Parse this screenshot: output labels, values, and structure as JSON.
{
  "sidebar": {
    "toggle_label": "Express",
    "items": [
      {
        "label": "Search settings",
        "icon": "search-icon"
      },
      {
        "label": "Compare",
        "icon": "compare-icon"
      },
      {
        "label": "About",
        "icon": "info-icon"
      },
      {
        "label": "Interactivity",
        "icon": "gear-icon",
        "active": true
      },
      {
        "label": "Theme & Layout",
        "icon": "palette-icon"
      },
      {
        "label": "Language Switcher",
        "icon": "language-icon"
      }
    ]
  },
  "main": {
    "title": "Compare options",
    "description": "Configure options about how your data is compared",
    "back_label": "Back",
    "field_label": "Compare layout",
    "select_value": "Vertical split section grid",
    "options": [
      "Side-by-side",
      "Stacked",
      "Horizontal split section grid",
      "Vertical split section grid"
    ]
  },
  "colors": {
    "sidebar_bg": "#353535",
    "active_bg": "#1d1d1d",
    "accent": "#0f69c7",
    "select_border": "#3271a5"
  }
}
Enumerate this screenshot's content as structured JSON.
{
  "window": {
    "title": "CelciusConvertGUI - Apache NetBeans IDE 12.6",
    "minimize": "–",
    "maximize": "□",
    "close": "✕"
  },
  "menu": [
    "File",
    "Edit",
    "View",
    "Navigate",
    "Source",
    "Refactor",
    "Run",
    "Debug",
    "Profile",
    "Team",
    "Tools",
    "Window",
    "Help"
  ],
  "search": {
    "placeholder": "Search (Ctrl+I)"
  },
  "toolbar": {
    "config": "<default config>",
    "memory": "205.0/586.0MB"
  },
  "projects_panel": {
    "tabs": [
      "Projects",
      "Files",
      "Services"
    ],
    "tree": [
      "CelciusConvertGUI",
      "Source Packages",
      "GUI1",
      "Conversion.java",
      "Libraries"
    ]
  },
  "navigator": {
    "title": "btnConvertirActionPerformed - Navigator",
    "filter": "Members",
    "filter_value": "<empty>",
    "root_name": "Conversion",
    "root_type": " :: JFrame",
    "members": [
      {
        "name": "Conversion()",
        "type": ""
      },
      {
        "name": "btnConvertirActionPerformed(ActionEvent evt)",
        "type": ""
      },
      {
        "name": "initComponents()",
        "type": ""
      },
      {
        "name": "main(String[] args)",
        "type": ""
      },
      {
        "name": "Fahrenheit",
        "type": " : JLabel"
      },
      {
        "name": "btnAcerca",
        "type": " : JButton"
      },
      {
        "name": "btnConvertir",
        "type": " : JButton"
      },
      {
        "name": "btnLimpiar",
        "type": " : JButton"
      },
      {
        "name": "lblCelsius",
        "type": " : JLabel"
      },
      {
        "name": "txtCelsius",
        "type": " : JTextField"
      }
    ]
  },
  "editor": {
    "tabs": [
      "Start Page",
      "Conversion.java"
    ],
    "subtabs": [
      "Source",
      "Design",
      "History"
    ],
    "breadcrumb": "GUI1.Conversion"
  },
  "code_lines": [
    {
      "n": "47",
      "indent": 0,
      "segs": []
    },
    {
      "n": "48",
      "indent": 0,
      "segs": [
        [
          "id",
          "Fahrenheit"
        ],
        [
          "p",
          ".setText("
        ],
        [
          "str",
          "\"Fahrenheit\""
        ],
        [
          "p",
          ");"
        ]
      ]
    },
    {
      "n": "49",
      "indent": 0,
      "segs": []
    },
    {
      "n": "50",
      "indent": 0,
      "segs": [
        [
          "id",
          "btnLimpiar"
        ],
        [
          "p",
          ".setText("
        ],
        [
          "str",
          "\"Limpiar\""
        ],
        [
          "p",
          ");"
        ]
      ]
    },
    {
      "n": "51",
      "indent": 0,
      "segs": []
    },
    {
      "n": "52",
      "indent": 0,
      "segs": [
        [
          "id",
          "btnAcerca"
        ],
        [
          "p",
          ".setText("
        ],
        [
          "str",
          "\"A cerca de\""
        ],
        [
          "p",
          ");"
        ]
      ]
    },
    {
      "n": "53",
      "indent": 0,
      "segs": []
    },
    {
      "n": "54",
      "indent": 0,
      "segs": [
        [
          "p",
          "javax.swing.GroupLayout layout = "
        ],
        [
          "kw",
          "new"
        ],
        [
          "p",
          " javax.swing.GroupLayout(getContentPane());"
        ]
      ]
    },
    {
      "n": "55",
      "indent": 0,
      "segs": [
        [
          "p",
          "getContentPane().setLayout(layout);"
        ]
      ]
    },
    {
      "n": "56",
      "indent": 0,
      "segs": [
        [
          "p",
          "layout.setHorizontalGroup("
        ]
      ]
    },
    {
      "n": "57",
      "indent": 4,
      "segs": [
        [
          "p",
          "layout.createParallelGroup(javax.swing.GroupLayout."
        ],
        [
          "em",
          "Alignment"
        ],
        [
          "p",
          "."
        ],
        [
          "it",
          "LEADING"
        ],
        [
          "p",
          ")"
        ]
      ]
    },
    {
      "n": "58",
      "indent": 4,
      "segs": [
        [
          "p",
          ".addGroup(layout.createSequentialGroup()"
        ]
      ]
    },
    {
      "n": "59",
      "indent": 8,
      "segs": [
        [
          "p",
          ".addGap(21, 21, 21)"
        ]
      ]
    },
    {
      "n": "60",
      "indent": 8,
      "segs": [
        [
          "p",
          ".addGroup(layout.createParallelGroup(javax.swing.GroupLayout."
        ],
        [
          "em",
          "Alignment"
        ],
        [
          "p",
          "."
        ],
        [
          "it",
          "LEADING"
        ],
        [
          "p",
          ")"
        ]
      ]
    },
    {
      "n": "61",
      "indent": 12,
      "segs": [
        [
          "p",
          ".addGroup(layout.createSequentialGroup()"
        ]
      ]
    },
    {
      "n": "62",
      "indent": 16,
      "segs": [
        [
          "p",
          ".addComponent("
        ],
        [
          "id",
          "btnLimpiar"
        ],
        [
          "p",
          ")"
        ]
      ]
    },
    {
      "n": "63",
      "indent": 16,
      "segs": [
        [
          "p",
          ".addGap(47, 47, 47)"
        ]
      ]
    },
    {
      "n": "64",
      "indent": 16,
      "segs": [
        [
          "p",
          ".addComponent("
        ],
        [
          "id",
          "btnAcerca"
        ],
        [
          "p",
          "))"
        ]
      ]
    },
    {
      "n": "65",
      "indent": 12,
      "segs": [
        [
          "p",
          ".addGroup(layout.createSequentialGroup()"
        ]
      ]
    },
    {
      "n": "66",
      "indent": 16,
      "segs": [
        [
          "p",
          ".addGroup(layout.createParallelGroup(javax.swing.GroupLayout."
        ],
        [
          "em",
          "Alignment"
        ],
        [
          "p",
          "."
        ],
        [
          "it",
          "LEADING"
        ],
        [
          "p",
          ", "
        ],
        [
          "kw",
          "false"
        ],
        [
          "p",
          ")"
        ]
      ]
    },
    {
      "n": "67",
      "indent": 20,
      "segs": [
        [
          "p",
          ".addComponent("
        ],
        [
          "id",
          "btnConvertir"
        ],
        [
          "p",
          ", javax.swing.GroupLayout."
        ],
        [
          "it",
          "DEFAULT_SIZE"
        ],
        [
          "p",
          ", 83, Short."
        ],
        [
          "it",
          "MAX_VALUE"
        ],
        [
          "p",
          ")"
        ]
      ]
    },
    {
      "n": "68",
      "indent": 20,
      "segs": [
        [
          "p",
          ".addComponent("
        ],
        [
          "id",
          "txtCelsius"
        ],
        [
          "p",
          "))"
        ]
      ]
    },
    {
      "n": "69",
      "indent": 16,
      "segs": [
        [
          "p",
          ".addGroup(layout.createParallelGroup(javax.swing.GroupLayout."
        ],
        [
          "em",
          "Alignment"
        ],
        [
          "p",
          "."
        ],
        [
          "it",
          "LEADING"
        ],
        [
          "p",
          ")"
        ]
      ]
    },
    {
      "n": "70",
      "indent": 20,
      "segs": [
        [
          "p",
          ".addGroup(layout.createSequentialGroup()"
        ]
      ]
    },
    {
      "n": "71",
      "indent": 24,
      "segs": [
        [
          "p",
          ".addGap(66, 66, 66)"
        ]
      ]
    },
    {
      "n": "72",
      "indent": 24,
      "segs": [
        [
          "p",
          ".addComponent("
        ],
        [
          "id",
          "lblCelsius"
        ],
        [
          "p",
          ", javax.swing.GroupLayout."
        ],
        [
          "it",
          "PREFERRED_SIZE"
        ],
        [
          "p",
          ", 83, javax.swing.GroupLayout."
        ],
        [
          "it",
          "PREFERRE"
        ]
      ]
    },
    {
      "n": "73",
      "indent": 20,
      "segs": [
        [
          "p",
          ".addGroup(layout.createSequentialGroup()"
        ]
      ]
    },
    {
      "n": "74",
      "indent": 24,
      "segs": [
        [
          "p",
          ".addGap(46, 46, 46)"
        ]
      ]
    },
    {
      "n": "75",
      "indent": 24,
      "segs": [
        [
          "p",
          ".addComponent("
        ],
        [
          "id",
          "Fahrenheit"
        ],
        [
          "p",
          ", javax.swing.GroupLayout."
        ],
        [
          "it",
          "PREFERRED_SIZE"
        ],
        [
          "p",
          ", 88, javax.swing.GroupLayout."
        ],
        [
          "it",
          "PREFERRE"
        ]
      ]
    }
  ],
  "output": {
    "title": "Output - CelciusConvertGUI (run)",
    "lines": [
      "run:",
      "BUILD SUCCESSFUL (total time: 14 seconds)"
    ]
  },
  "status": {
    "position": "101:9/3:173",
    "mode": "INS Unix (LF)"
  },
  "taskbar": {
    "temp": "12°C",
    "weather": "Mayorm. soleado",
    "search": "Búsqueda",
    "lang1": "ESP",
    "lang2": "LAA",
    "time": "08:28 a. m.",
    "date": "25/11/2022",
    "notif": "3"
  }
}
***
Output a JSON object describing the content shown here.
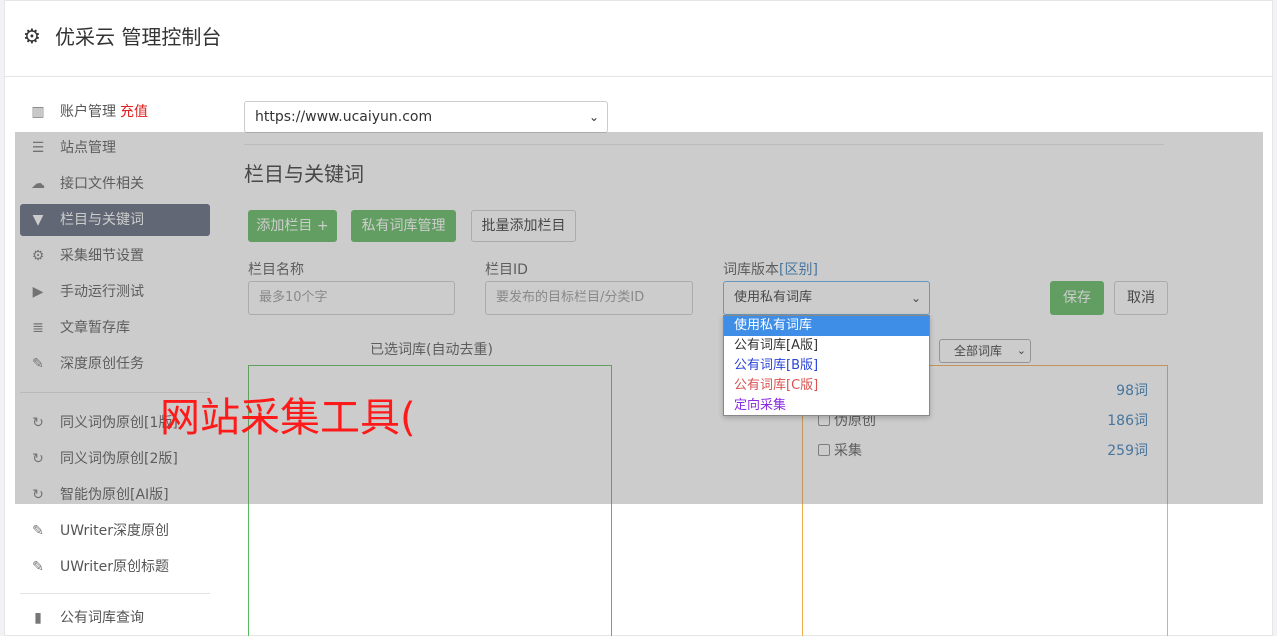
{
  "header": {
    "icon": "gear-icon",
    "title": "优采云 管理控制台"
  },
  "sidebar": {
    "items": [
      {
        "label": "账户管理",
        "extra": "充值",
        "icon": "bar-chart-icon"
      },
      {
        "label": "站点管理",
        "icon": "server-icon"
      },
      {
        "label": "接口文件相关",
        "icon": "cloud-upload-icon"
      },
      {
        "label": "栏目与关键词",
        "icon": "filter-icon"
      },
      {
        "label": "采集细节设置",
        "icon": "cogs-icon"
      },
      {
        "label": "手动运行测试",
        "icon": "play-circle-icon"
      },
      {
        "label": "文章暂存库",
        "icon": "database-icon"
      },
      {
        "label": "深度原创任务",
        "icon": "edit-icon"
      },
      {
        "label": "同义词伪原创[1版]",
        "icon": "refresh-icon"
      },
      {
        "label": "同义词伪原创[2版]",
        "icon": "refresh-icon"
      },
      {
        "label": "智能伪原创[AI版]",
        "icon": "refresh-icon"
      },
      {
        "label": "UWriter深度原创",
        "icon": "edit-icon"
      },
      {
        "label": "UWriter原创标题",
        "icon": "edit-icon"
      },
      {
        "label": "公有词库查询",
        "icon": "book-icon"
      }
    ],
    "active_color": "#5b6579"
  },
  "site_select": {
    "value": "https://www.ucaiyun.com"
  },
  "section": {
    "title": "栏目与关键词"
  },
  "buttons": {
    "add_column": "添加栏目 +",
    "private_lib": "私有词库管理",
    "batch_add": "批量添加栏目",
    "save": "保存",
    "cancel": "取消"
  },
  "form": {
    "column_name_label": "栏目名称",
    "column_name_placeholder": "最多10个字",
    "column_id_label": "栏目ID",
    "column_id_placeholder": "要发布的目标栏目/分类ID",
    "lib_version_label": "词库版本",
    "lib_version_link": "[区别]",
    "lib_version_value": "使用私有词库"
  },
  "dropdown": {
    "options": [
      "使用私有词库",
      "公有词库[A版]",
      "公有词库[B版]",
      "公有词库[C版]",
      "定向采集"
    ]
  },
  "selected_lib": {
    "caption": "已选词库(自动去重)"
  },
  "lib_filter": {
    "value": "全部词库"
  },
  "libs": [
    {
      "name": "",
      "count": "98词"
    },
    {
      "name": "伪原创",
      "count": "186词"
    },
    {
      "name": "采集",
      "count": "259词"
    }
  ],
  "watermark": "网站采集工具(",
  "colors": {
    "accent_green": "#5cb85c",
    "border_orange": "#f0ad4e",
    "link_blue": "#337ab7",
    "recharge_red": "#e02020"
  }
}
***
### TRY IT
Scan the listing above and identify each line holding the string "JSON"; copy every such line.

### OUTPUT BELOW
Parse this screenshot: output labels, values, and structure as JSON.
Enumerate this screenshot's content as structured JSON.
Output a JSON object describing the content shown here.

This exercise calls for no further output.